The island of Divar (Konkani: दीवाडी Divaddi, pronounced [d̪iːwaːɽiː]) (derived from the word Dipavati or 'small Island' in Konkani) lies in the Mandovi River in the Indian state of Goa.
It is located approximately upriver 10 km from Panaji (Panjim). The Island is connected to Old Goa on the south-east side, Ribandar, on the south-west side and Narve on the north side, all by ferry. A launch also connects Divar to the city of Panaji from further north-west, in the village of Vanxim. The Konkan Railway passes through the village and the nearest stop to the village is the train station at Carambolim.
The drive to the village is scenic, with paddy fields and wooded hills lacing the roadway, very typical of the Goan countryside. Though in a manner equally typical of modern Goa, of late the paddy fields lie fallow and overrun with weeds, along with your odd crocodile that came through when the levees were purposely broken in early 2000.
The Island of Divar was a famous site of Hindu pilgrimage and hosted the ancient temples of Shree Saptakoteshwar, Shree Ganesh and Shree Dwarkeshwar besides others. These were destroyed by Portuguese zealots in the 16th century in their drive for the Christianization of Goa. The Current Cemetery near Church at hilltop once housed Ganesh Temple which was razed by the Portuguese and the Hindus had to take the Ganesh Idol and rehabilitate it in village of Khandola near Marcel.
The ancient site of Hindu pilgrimage is called Porne Tirth (Old pilgrim spot-in Konkani) even today. Rui Gomes Pereira in his book Goan temples and deities writes, " The original temple (Of Shree Saptakoteshwar) was constructed in the 12th century by the kings of Kadamba Dynasty. Shree Saptakoteshwar was the patron Deity of the Kadambas. The temple was destroyed by the sultan of the Deccan in the middle of the 14th century and reconstructed at the same locality by Madhav Mantri of Vijaynagara at the close of the same century. It was again destroyed by the Portuguese in 1540."
Prior to its destruction, the temple used to attract more than thirty thousand Hindu pilgrims from Goa itself during its annual procession. The Saptakoteshwar idol was shifted to Narve in Bicholim after the destruction of the temple by the Portuguese. The present temple in Narve, Bicholim was rebuilt by ShivajiRaje Bhonsale the Great Maratha leader.( Raje Shivaji initiated the reconstruction and re-establishing the deity at present place. The orders were carried out by Temple "vishwastha" shri Shivram Desai)
The huge bell which today adorns the Se Cathedral in Old Goa was originally donated by the master of a sinking ship who'd made a vow that, were he to survive his fate, he would donate the ship's bell to the first church village, town, or city his vessel touched.
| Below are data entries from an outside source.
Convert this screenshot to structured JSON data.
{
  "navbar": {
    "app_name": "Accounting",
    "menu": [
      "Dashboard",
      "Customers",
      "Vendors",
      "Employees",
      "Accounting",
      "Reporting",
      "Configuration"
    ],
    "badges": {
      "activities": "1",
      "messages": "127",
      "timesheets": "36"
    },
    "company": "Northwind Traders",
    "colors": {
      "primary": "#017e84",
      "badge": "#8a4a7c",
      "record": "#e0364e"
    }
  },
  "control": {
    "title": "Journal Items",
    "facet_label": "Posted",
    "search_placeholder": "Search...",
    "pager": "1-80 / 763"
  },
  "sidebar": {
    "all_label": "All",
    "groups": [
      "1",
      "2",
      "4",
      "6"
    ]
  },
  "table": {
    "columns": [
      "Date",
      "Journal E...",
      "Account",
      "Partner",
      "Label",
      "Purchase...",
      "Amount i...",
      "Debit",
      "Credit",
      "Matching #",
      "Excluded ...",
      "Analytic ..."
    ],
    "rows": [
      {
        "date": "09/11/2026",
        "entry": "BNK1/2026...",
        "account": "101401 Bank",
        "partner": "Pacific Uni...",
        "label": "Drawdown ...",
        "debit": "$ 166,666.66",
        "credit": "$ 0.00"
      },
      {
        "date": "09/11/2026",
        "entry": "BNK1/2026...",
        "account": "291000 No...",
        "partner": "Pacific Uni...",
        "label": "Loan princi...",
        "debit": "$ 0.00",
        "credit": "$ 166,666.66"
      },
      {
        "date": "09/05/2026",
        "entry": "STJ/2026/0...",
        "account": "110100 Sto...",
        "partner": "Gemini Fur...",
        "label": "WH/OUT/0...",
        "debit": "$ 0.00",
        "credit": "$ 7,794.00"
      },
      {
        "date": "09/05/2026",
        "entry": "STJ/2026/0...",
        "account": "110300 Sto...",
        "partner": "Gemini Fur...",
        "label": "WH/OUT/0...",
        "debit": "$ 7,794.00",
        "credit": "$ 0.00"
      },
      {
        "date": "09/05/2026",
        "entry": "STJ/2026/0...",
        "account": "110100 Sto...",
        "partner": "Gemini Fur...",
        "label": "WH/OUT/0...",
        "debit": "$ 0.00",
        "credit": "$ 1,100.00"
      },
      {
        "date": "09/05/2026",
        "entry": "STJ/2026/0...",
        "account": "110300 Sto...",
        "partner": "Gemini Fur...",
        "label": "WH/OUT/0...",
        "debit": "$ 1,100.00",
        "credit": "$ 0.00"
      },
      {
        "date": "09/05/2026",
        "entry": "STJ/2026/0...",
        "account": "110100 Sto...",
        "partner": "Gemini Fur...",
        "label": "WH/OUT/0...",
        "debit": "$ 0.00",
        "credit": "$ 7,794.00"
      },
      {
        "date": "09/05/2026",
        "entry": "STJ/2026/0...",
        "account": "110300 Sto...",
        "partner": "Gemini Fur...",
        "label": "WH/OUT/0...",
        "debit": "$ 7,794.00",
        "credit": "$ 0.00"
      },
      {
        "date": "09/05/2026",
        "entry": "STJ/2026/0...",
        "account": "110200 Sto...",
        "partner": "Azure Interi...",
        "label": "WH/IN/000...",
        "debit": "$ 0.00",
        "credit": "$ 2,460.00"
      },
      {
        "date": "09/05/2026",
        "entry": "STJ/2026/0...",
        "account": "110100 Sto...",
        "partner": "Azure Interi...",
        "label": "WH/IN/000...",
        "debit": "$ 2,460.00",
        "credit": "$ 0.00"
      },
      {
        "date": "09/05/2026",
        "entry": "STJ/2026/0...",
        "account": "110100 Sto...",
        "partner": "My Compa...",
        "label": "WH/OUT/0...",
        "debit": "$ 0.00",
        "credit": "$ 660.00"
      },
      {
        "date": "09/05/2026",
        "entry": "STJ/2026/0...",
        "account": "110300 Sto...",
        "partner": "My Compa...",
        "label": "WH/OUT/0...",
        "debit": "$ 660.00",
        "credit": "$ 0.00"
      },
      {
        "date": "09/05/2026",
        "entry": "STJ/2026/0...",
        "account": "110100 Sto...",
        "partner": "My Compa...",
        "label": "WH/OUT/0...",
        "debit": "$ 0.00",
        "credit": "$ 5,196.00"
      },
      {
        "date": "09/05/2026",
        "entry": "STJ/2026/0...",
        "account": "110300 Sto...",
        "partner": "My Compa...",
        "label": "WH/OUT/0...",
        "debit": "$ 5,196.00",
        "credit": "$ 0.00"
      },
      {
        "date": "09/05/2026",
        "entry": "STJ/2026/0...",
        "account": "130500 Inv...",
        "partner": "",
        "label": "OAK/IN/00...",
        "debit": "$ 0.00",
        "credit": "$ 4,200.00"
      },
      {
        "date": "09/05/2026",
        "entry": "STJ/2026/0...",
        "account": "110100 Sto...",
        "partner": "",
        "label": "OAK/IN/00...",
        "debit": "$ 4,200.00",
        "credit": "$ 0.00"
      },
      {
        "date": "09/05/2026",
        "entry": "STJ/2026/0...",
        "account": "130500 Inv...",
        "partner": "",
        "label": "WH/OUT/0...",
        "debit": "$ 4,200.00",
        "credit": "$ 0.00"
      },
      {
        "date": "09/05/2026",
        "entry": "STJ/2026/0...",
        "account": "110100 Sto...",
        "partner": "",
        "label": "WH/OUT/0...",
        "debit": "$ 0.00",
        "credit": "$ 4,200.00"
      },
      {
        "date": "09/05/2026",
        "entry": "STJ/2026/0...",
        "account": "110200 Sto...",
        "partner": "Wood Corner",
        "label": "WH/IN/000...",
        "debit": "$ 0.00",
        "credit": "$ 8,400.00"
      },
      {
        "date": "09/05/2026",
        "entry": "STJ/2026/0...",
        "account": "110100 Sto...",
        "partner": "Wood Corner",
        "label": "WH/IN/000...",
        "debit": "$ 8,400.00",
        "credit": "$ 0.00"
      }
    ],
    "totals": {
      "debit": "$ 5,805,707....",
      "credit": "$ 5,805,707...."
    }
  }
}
It so happened that that island was Divar. In keeping with his promise, he donated the bell to the church of Divar, which is located on a high hillock. Unfortunately though, every time the bell was struck, it shattered the windows of the church and the houses in the vicinity, so a deal was struck and the bell was exchanged with that of the Se Cathedral.
Divar Island has a large number of temples, most prominent is Shri Ganesh Sateri Temple at Sateri Bhat which also houses Khapro Ravalnath along with Sateri Mahamaya. There are two more Temples of Ganesh one at Navelim and other at Hilltop near the Church.